While the U.S. and its coalition allies have retaken more than a third of that territory—which is the size of Belgium—the war against the ideology that attracts so many young, rootless Muslims will be a far longer and tougher battle. Al Qaeda had roughly 2,000 hard-core members when Osama bin Laden attacked America on 9/11. The group, which is now smaller and weaker than the Islamic State, still claims more than 75,000 adherents today.
If anything, the incoming Trump administration will need to be more, not less involved in Islamic militancy's economic, political, and military battle fields. "America First" and "Make America Great Again" may be crowd-pleasing slogans. But they won't help America's European or Arab allies address young Muslim men's attraction to militant Islam, the major causes of which are poverty, joblessness, and political repression in the Islamic world.
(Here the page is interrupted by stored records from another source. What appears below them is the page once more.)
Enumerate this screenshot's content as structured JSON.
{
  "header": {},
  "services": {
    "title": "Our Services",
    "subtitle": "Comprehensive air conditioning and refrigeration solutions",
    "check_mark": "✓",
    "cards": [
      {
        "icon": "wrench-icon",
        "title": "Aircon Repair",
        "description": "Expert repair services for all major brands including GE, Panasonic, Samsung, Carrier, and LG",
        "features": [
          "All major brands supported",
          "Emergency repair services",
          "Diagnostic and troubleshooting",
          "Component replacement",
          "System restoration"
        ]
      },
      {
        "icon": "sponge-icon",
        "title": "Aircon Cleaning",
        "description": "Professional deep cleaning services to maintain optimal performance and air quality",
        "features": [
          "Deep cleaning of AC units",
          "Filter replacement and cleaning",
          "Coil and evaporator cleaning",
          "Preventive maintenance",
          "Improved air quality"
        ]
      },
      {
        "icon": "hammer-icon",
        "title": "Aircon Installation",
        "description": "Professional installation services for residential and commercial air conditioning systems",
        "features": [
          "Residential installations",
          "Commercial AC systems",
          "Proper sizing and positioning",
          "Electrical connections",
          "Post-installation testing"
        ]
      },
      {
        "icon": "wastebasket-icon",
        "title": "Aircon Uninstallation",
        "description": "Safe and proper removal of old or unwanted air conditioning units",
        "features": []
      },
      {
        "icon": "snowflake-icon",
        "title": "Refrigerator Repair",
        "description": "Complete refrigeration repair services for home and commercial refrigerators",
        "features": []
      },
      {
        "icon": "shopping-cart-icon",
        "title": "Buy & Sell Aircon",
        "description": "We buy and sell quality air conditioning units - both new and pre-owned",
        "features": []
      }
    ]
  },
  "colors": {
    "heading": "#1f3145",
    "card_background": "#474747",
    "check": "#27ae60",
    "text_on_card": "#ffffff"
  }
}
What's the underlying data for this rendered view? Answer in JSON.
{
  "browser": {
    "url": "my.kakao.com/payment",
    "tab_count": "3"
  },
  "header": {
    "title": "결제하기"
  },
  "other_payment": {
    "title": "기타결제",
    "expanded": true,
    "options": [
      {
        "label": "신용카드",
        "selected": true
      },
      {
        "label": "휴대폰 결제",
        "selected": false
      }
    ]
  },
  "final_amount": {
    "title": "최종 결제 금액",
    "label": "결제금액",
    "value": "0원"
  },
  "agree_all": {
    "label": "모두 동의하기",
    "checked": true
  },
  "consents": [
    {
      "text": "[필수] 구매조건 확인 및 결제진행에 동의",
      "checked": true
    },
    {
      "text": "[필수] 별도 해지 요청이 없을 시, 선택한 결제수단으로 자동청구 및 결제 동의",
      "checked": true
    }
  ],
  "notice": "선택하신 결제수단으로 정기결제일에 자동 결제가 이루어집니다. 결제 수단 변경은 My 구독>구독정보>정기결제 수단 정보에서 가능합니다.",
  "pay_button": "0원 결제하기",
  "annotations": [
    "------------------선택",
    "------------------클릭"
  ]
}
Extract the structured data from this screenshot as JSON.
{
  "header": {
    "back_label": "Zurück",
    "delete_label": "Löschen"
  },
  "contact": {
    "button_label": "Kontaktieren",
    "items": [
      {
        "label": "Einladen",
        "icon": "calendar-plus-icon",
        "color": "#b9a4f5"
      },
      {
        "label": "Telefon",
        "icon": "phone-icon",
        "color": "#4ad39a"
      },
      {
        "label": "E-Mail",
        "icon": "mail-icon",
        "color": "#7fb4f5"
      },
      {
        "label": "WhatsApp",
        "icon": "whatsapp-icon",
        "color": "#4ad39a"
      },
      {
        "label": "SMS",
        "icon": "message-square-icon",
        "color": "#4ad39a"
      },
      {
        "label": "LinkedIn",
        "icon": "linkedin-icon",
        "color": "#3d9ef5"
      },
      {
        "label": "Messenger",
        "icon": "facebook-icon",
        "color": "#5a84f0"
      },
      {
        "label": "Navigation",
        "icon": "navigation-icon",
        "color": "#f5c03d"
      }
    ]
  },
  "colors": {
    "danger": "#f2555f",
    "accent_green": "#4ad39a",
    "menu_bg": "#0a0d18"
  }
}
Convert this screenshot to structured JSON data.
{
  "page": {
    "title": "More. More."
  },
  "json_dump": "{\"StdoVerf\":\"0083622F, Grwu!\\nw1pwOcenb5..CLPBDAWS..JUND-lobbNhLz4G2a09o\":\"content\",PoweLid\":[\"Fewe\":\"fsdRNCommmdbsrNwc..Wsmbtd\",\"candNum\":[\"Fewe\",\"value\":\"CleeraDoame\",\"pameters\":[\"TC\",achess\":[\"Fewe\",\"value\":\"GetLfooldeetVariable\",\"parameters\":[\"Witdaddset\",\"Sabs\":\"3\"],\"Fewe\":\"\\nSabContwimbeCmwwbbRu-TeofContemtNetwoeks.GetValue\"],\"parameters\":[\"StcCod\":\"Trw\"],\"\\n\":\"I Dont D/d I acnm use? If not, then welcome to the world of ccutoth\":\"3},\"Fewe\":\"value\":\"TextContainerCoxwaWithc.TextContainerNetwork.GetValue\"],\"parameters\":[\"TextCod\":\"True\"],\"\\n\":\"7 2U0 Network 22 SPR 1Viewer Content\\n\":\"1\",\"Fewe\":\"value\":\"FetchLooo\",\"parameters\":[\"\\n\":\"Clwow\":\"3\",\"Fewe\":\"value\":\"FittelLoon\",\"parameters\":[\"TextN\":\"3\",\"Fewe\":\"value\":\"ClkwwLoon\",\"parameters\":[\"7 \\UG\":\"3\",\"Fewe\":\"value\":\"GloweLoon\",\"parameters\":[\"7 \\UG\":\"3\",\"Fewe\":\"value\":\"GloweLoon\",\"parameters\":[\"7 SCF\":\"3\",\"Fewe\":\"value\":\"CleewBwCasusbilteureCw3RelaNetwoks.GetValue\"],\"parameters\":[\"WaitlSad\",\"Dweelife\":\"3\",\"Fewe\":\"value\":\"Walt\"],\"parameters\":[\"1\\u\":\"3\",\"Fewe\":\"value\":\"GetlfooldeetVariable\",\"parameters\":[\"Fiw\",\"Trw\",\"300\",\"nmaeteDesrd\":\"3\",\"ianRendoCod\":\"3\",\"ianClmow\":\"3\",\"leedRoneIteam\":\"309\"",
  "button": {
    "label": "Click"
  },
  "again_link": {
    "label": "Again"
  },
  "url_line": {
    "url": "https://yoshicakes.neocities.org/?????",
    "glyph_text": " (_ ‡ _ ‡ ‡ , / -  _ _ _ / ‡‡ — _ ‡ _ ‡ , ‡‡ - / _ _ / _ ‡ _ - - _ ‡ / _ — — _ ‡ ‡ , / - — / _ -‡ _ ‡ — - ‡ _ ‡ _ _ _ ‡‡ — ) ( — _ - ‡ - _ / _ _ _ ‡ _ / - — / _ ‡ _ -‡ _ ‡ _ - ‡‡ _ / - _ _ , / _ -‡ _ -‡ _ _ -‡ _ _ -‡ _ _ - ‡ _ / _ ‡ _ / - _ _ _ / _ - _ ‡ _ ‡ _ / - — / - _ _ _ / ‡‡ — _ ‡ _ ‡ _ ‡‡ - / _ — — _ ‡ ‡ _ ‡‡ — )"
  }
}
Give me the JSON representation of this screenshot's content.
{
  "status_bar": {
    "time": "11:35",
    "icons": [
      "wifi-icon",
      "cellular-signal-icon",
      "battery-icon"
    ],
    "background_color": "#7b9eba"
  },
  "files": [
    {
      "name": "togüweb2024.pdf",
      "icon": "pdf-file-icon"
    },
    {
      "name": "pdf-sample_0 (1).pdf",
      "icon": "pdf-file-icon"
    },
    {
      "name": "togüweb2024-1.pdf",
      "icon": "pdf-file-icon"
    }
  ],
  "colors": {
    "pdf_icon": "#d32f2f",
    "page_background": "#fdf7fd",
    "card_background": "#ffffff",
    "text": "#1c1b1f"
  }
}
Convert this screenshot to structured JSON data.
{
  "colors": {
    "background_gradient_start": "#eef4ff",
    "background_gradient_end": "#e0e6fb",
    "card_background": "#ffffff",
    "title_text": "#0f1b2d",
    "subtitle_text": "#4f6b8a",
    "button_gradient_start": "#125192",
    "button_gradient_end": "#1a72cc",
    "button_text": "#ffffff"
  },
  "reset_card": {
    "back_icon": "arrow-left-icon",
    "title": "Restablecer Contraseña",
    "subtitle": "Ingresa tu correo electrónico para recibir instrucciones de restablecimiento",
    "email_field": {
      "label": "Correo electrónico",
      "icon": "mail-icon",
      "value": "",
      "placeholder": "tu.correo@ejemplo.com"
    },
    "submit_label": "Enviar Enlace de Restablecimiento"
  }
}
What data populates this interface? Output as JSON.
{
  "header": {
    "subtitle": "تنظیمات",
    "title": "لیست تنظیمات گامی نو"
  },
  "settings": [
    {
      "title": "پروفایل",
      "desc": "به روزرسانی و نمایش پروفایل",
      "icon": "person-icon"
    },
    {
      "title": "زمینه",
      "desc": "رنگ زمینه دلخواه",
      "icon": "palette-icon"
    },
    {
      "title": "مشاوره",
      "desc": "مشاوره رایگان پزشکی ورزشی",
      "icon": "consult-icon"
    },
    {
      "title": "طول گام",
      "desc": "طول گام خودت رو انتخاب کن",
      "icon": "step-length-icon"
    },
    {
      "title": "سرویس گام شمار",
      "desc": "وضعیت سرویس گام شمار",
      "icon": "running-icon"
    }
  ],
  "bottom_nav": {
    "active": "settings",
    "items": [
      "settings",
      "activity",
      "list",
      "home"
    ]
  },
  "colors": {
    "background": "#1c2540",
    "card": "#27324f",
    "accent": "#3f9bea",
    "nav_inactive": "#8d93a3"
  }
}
An American retreat from concern about the economic and political plight of young male Muslims will be welcomed in Raqaa and Mosul, where the remnants of ISIS still hold sway. Indeed, Islamic militants of all stripes will cheer the isolationist themes that Trump uttered in his inaugural speech.